"""
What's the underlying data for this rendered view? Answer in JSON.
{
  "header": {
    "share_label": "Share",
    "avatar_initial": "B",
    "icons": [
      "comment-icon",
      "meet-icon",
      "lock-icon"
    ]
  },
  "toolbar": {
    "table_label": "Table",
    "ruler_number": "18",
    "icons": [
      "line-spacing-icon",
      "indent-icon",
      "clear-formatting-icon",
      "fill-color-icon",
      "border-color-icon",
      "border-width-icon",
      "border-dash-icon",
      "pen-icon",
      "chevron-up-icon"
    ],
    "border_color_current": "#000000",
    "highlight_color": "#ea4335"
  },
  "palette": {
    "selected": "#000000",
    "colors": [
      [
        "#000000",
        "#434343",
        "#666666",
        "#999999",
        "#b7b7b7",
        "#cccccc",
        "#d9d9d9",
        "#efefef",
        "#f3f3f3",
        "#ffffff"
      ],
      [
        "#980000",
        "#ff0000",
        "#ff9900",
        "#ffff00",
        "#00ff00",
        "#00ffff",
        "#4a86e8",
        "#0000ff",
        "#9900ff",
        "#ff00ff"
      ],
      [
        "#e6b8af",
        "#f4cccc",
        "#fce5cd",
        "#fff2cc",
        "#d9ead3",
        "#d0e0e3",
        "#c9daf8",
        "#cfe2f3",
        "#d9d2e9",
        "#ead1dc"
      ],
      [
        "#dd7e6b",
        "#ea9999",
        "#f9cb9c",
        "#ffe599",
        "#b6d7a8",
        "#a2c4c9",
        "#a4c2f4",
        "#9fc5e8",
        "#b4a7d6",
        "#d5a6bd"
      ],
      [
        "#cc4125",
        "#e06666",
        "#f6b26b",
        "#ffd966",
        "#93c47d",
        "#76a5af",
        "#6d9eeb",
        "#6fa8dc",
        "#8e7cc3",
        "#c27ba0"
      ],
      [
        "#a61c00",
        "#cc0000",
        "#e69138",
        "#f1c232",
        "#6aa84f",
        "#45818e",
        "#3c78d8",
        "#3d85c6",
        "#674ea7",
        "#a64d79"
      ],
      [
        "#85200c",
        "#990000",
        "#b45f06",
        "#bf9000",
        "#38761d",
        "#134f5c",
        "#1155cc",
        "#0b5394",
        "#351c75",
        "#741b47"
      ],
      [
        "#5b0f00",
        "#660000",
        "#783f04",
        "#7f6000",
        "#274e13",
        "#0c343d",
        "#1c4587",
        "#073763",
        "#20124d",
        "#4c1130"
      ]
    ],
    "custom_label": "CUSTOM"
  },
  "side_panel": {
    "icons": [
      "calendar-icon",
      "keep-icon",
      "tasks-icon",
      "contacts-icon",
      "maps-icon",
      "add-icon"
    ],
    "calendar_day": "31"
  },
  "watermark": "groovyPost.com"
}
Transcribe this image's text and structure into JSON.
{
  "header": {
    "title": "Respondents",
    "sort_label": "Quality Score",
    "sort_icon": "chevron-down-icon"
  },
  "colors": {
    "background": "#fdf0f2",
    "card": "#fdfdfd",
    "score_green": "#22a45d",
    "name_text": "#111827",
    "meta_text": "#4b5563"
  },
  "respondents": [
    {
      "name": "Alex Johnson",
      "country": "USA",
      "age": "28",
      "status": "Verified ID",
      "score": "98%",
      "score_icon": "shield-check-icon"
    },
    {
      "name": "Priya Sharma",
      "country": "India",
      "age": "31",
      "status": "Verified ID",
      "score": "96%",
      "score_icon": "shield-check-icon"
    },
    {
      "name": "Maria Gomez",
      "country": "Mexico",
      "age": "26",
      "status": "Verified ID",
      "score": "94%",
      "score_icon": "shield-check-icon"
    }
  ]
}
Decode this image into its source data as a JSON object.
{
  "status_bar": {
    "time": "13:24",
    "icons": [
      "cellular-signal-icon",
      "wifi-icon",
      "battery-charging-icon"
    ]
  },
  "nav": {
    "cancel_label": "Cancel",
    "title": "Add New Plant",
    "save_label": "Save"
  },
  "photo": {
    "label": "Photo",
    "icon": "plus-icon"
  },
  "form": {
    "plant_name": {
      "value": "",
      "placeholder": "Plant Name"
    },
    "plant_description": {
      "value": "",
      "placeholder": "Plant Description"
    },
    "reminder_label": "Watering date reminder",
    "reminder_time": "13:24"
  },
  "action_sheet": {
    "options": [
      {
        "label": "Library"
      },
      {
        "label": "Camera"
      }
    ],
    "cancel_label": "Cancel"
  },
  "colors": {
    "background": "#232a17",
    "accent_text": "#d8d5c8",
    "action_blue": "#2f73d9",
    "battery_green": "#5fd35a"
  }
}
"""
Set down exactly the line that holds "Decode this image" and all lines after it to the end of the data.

Decode this image into its source data as a JSON object.
{
  "status_bar": {
    "time": "13:24",
    "icons": [
      "cellular-signal-icon",
      "wifi-icon",
      "battery-charging-icon"
    ]
  },
  "nav": {
    "cancel_label": "Cancel",
    "title": "Add New Plant",
    "save_label": "Save"
  },
  "photo": {
    "label": "Photo",
    "icon": "plus-icon"
  },
  "form": {
    "plant_name": {
      "value": "",
      "placeholder": "Plant Name"
    },
    "plant_description": {
      "value": "",
      "placeholder": "Plant Description"
    },
    "reminder_label": "Watering date reminder",
    "reminder_time": "13:24"
  },
  "action_sheet": {
    "options": [
      {
        "label": "Library"
      },
      {
        "label": "Camera"
      }
    ],
    "cancel_label": "Cancel"
  },
  "colors": {
    "background": "#232a17",
    "accent_text": "#d8d5c8",
    "action_blue": "#2f73d9",
    "battery_green": "#5fd35a"
  }
}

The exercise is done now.